Give us your favorite quote and tell us why it means so much to you:

“Nobody can give you freedom. Nobody can give you equality or justice. If you are a (wo)man, you take it.”

This quote speaks to me because it serves as such a concise reminder that we must work for what we want.


Islamic Perspective:

What Ayah of the Quran do you hold close to your heart? Why?
“O mankind, indeed We have created you from male and female and made you peoples and tribes that you may know one another. Indeed, the most noble of you in the sight of Allah is the most righteous of you. Indeed, Allah is Knowing and Acquainted.” (49:13)

I believe this verse explains that our diversity is intentional and to be celebrated. It also goes further and speaks to the fact that all people, irrespective of race, gender or other differences, are judged equally by God as to their righteousness.

What Hadith do you wish more non-Muslims knew about? Why?
“Whosoever of you sees an evil, let him change it with his hand; and if he is not able to do so, then [let him change it] with his tongue; and if he is not able to do so, then with his heart — and that is the weakest of faith.” [Muslim]

I always come back to this hadith because it reminds me that we have a religious obligation to work for justice.


The “Ten”:

What is your favorite book?
Return of the Pharoah by Zainab Al Ghazali

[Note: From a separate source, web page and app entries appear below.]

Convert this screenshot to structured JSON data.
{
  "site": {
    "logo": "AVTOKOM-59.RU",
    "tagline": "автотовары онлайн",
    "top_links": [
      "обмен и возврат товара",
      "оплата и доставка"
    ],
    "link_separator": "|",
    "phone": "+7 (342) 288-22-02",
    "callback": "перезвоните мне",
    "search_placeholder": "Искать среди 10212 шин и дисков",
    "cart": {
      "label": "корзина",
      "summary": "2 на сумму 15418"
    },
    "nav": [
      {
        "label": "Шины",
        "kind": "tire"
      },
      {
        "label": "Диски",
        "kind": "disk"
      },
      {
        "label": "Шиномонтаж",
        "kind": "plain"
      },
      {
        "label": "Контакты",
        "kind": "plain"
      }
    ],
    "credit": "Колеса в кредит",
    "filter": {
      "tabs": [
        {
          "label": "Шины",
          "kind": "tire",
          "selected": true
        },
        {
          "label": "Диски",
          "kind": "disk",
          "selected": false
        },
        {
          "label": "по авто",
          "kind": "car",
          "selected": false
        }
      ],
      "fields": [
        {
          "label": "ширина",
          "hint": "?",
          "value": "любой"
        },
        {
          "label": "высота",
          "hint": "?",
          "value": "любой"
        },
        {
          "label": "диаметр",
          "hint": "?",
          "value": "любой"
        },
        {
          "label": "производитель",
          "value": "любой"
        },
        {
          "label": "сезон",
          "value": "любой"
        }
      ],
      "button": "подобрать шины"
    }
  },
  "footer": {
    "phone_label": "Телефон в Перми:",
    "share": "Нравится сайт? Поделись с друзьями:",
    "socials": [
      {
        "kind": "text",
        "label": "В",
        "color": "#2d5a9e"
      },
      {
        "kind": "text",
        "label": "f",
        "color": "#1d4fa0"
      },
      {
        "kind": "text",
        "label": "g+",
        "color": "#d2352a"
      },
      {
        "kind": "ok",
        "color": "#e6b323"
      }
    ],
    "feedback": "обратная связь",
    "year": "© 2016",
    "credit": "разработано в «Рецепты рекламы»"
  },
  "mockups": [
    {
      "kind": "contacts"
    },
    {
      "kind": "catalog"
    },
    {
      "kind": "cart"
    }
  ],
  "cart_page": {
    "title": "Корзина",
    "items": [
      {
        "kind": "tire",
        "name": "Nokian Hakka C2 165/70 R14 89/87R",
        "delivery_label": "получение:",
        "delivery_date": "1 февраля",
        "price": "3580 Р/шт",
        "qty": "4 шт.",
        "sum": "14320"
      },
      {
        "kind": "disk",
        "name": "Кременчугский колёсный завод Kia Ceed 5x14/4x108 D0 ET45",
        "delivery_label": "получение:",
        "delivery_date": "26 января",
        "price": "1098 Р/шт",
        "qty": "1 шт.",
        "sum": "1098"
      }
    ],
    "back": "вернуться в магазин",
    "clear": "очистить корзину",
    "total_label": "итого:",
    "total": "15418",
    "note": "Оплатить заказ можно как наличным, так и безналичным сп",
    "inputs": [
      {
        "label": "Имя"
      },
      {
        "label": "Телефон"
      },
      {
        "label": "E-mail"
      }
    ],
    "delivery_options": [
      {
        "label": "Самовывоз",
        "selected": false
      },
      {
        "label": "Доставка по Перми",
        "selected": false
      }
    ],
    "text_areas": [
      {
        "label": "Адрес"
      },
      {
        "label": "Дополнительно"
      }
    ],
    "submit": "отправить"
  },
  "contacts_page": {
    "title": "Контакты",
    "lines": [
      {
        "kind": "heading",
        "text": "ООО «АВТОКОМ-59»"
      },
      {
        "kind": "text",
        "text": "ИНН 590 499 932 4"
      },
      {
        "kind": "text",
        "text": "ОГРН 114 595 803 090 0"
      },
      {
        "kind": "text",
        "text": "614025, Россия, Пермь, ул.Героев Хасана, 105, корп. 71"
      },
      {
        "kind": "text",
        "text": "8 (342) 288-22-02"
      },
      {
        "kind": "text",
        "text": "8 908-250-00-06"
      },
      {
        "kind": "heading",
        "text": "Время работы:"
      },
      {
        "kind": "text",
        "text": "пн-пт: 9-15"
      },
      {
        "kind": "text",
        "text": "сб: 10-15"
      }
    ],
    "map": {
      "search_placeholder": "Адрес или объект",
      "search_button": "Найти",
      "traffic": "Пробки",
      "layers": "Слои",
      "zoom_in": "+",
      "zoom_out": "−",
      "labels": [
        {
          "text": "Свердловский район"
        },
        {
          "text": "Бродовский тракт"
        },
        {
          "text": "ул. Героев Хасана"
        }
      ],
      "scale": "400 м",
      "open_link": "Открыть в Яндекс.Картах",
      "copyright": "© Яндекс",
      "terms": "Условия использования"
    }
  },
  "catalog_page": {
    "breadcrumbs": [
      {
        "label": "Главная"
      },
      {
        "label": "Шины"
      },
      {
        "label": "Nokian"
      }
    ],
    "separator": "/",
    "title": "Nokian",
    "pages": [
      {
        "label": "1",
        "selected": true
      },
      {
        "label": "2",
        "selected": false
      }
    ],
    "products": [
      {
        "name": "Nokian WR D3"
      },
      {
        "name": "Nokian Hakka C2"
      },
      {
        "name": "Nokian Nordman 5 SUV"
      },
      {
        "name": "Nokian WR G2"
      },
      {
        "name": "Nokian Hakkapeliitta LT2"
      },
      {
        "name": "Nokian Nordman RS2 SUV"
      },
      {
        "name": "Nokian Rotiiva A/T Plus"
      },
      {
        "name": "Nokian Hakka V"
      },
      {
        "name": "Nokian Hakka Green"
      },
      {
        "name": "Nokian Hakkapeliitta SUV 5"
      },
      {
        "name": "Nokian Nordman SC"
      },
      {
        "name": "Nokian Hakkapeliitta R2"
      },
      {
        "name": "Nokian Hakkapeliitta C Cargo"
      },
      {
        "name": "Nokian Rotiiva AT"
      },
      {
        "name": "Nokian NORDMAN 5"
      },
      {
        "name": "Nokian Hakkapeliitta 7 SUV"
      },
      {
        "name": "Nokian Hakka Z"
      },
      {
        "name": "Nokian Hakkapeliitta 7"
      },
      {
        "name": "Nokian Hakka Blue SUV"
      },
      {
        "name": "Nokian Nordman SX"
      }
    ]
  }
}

2. Who inspires/inspired you?
My parents. They have given everything they could to facilitate opportunities for their children.

3. What is the best lesson your mother/mother figure taught you?
To be patient.

4. What advice would you give your 13 year old self?
Things will change four years from now, for all Muslims as well as for civil liberties generally. Enjoy your freedoms while you have them.

5. What are your hopes for your daughter(s) and/or son(s)?
That they be activists and community organizers.

6. What is the biggest trial you went through in your life and how has that changed you?
I lost my cousin to a rare disease when I was 20. Then my childhood best friend was in a car accident when we were 22 and she is now permanently disabled. Both have taught me to always be mindful of the fact that life is fleeting. Accordingly, I work to make every moment count.

7. Any regrets? What’s something that you wish you’d thought about more before you did it?
I worked through both college and law school and wish I had been more thoughtful about saving more during that time.

8. How do you stay grounded in your work and/or spiritually grounded?
I make an effort to be around people who push me to be better. It’s also equally, if not more, important for me to continue the regular practice of my faith including even just praying, fasting and giving charity more regularly. Lastly, I attend classes so even if only passively I’m constantly working towards learning more about our faith.

9. How do you bring about real change?
Through grassroots mobilization. It takes people, lots and lots of people to make an impact. Real change cannot be accomplished unless we are working together.

10. What do you hope to be remembered for?
Humanizing and personalizing the American Muslim struggle for civil rights.


Zahra’s Video:

Justice is a Warm Cupcake from Roldan Lozada on Vimeo.

More about Zahra: